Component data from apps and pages

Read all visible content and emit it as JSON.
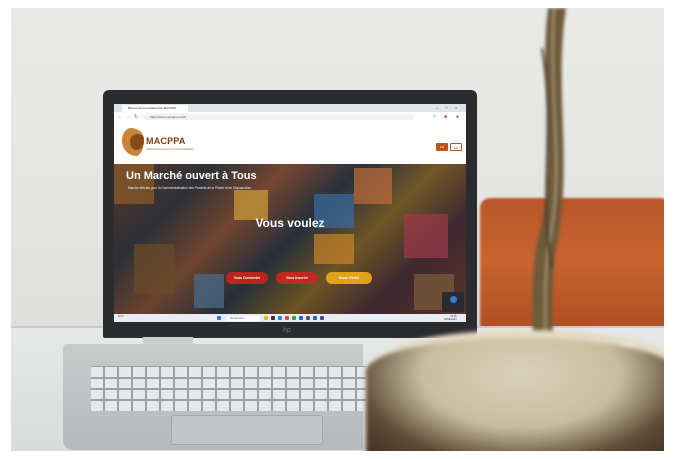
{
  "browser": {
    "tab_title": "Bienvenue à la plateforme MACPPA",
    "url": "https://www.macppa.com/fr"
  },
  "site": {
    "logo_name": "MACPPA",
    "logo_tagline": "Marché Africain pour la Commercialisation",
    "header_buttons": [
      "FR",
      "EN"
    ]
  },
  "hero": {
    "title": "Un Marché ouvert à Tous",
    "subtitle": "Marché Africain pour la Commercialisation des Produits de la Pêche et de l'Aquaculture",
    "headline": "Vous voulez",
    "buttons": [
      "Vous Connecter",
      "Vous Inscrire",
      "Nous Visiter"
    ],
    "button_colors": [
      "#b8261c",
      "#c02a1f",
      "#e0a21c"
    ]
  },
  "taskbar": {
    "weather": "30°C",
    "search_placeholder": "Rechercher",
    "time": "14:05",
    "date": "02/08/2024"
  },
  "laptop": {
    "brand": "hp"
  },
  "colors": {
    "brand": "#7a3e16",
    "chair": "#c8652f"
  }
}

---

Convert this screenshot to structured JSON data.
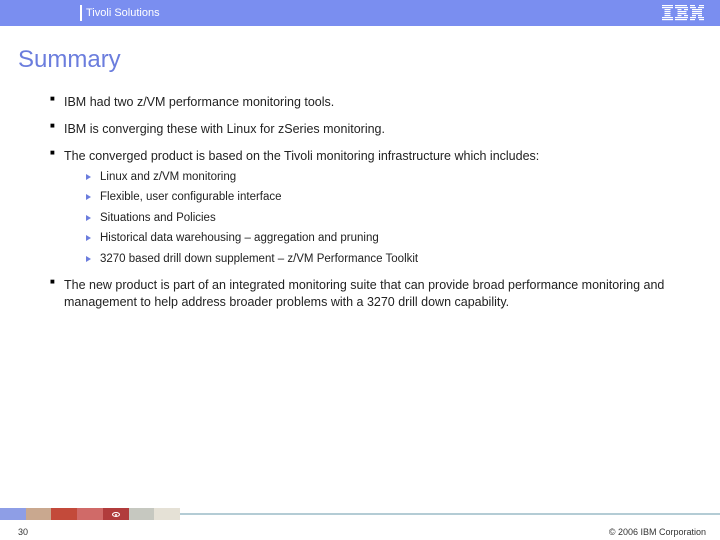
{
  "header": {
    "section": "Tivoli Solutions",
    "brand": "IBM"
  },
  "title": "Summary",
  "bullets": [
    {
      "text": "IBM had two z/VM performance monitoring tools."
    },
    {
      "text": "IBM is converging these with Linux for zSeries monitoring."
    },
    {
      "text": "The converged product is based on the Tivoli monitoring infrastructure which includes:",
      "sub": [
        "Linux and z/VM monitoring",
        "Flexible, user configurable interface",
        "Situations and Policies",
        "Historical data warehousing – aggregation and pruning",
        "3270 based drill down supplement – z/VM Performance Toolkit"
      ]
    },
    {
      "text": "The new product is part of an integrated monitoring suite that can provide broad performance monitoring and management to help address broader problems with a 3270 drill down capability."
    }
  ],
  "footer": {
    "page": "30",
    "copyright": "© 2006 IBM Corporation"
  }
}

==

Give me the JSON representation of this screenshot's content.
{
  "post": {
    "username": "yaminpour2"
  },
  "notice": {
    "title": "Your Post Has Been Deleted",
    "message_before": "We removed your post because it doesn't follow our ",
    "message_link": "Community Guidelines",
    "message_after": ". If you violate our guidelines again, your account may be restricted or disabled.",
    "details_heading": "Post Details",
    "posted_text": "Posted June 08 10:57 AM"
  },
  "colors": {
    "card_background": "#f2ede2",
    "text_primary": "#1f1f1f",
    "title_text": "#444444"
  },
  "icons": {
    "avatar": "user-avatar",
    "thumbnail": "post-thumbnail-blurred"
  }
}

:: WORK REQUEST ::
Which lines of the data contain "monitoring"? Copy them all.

:: RESPONSE TO THIS EXERCISE ::
      "text": "IBM had two z/VM performance monitoring tools."
      "text": "IBM is converging these with Linux for zSeries monitoring."
      "text": "The converged product is based on the Tivoli monitoring infrastructure which includes:",
        "Linux and z/VM monitoring",
      "text": "The new product is part of an integrated monitoring suite that can provide broad performance monitoring and management to help address broader problems with a 3270 drill down capability."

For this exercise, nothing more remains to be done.